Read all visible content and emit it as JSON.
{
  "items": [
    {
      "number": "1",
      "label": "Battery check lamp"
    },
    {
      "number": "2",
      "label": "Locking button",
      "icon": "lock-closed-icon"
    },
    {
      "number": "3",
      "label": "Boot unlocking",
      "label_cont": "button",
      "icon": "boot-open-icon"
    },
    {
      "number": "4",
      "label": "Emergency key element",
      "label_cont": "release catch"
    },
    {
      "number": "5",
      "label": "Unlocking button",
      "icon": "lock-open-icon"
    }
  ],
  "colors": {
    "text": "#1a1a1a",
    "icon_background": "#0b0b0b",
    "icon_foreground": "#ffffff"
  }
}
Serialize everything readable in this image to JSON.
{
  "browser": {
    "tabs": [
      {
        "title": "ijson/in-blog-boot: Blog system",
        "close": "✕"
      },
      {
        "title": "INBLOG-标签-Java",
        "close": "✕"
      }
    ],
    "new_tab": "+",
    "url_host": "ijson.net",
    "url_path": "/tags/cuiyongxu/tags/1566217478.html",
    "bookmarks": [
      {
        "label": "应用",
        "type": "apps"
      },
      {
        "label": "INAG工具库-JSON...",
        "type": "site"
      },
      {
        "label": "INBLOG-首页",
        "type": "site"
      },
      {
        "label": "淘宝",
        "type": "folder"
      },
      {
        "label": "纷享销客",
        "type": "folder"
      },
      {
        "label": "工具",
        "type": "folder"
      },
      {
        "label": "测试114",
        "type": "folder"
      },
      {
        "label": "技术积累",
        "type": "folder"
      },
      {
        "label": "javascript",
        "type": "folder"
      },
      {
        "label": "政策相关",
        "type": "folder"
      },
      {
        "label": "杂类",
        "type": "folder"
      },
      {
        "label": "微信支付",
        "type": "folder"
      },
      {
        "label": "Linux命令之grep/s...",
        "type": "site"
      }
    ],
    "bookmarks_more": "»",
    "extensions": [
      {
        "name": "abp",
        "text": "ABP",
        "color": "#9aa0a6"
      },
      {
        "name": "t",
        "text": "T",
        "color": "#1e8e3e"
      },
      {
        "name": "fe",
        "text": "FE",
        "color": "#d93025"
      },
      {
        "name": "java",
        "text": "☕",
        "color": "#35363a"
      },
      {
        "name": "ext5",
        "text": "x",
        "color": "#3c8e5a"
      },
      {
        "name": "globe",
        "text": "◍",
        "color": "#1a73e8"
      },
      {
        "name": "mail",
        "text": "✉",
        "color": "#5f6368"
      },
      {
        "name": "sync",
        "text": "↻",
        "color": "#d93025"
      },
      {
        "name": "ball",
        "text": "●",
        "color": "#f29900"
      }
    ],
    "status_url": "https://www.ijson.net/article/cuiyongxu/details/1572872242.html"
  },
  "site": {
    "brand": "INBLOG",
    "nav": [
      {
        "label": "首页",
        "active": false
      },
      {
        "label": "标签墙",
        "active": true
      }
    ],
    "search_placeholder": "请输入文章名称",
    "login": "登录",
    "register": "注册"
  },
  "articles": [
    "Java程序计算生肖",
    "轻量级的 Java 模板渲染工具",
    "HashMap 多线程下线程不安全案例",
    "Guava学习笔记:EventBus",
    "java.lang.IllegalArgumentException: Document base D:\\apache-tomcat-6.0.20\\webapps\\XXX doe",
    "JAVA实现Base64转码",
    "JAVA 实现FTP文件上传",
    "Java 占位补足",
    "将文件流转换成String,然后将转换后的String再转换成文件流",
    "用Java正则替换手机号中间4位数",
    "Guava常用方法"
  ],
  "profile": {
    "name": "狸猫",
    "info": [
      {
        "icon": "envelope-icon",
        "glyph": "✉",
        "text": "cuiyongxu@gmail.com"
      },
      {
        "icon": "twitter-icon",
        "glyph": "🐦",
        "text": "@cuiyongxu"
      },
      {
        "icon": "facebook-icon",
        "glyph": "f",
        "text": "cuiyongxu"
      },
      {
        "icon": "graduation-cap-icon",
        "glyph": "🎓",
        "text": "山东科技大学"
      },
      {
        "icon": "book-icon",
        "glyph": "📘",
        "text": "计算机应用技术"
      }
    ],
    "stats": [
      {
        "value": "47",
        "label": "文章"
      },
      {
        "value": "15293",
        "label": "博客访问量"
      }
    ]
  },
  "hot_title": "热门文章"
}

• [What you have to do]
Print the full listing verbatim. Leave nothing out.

• [Solution]
Read all visible content and emit it as JSON.
{
  "items": [
    {
      "number": "1",
      "label": "Battery check lamp"
    },
    {
      "number": "2",
      "label": "Locking button",
      "icon": "lock-closed-icon"
    },
    {
      "number": "3",
      "label": "Boot unlocking",
      "label_cont": "button",
      "icon": "boot-open-icon"
    },
    {
      "number": "4",
      "label": "Emergency key element",
      "label_cont": "release catch"
    },
    {
      "number": "5",
      "label": "Unlocking button",
      "icon": "lock-open-icon"
    }
  ],
  "colors": {
    "text": "#1a1a1a",
    "icon_background": "#0b0b0b",
    "icon_foreground": "#ffffff"
  }
}
Serialize everything readable in this image to JSON.
{
  "browser": {
    "tabs": [
      {
        "title": "ijson/in-blog-boot: Blog system",
        "close": "✕"
      },
      {
        "title": "INBLOG-标签-Java",
        "close": "✕"
      }
    ],
    "new_tab": "+",
    "url_host": "ijson.net",
    "url_path": "/tags/cuiyongxu/tags/1566217478.html",
    "bookmarks": [
      {
        "label": "应用",
        "type": "apps"
      },
      {
        "label": "INAG工具库-JSON...",
        "type": "site"
      },
      {
        "label": "INBLOG-首页",
        "type": "site"
      },
      {
        "label": "淘宝",
        "type": "folder"
      },
      {
        "label": "纷享销客",
        "type": "folder"
      },
      {
        "label": "工具",
        "type": "folder"
      },
      {
        "label": "测试114",
        "type": "folder"
      },
      {
        "label": "技术积累",
        "type": "folder"
      },
      {
        "label": "javascript",
        "type": "folder"
      },
      {
        "label": "政策相关",
        "type": "folder"
      },
      {
        "label": "杂类",
        "type": "folder"
      },
      {
        "label": "微信支付",
        "type": "folder"
      },
      {
        "label": "Linux命令之grep/s...",
        "type": "site"
      }
    ],
    "bookmarks_more": "»",
    "extensions": [
      {
        "name": "abp",
        "text": "ABP",
        "color": "#9aa0a6"
      },
      {
        "name": "t",
        "text": "T",
        "color": "#1e8e3e"
      },
      {
        "name": "fe",
        "text": "FE",
        "color": "#d93025"
      },
      {
        "name": "java",
        "text": "☕",
        "color": "#35363a"
      },
      {
        "name": "ext5",
        "text": "x",
        "color": "#3c8e5a"
      },
      {
        "name": "globe",
        "text": "◍",
        "color": "#1a73e8"
      },
      {
        "name": "mail",
        "text": "✉",
        "color": "#5f6368"
      },
      {
        "name": "sync",
        "text": "↻",
        "color": "#d93025"
      },
      {
        "name": "ball",
        "text": "●",
        "color": "#f29900"
      }
    ],
    "status_url": "https://www.ijson.net/article/cuiyongxu/details/1572872242.html"
  },
  "site": {
    "brand": "INBLOG",
    "nav": [
      {
        "label": "首页",
        "active": false
      },
      {
        "label": "标签墙",
        "active": true
      }
    ],
    "search_placeholder": "请输入文章名称",
    "login": "登录",
    "register": "注册"
  },
  "articles": [
    "Java程序计算生肖",
    "轻量级的 Java 模板渲染工具",
    "HashMap 多线程下线程不安全案例",
    "Guava学习笔记:EventBus",
    "java.lang.IllegalArgumentException: Document base D:\\apache-tomcat-6.0.20\\webapps\\XXX doe",
    "JAVA实现Base64转码",
    "JAVA 实现FTP文件上传",
    "Java 占位补足",
    "将文件流转换成String,然后将转换后的String再转换成文件流",
    "用Java正则替换手机号中间4位数",
    "Guava常用方法"
  ],
  "profile": {
    "name": "狸猫",
    "info": [
      {
        "icon": "envelope-icon",
        "glyph": "✉",
        "text": "cuiyongxu@gmail.com"
      },
      {
        "icon": "twitter-icon",
        "glyph": "🐦",
        "text": "@cuiyongxu"
      },
      {
        "icon": "facebook-icon",
        "glyph": "f",
        "text": "cuiyongxu"
      },
      {
        "icon": "graduation-cap-icon",
        "glyph": "🎓",
        "text": "山东科技大学"
      },
      {
        "icon": "book-icon",
        "glyph": "📘",
        "text": "计算机应用技术"
      }
    ],
    "stats": [
      {
        "value": "47",
        "label": "文章"
      },
      {
        "value": "15293",
        "label": "博客访问量"
      }
    ]
  },
  "hot_title": "热门文章"
}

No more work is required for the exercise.